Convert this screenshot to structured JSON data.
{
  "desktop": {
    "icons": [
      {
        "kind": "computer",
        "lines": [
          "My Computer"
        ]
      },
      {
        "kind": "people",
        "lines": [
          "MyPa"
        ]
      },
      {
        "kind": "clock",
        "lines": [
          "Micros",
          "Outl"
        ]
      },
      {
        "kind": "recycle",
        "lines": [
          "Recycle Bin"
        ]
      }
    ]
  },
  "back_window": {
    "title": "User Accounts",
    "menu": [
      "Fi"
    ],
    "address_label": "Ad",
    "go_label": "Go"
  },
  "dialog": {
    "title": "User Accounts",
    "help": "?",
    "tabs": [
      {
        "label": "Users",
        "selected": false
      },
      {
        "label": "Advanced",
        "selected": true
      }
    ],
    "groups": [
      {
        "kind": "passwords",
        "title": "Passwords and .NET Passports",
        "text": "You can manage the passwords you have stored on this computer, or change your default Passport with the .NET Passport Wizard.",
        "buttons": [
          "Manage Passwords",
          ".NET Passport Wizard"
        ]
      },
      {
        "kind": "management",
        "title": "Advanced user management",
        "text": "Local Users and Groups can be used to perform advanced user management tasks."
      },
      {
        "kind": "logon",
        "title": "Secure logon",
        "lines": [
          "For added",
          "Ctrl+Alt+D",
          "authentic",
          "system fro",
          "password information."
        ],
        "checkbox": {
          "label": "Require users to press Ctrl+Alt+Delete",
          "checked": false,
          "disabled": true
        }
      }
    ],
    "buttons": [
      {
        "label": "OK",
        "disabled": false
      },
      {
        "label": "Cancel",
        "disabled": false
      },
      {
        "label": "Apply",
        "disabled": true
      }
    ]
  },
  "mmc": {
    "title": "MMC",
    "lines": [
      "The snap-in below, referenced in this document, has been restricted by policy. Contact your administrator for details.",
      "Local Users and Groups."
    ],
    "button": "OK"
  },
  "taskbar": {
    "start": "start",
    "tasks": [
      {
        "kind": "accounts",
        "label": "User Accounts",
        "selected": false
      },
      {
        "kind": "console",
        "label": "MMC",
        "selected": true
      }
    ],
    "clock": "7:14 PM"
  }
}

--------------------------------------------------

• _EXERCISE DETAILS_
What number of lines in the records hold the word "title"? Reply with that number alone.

• _COMPLETED TASK_
6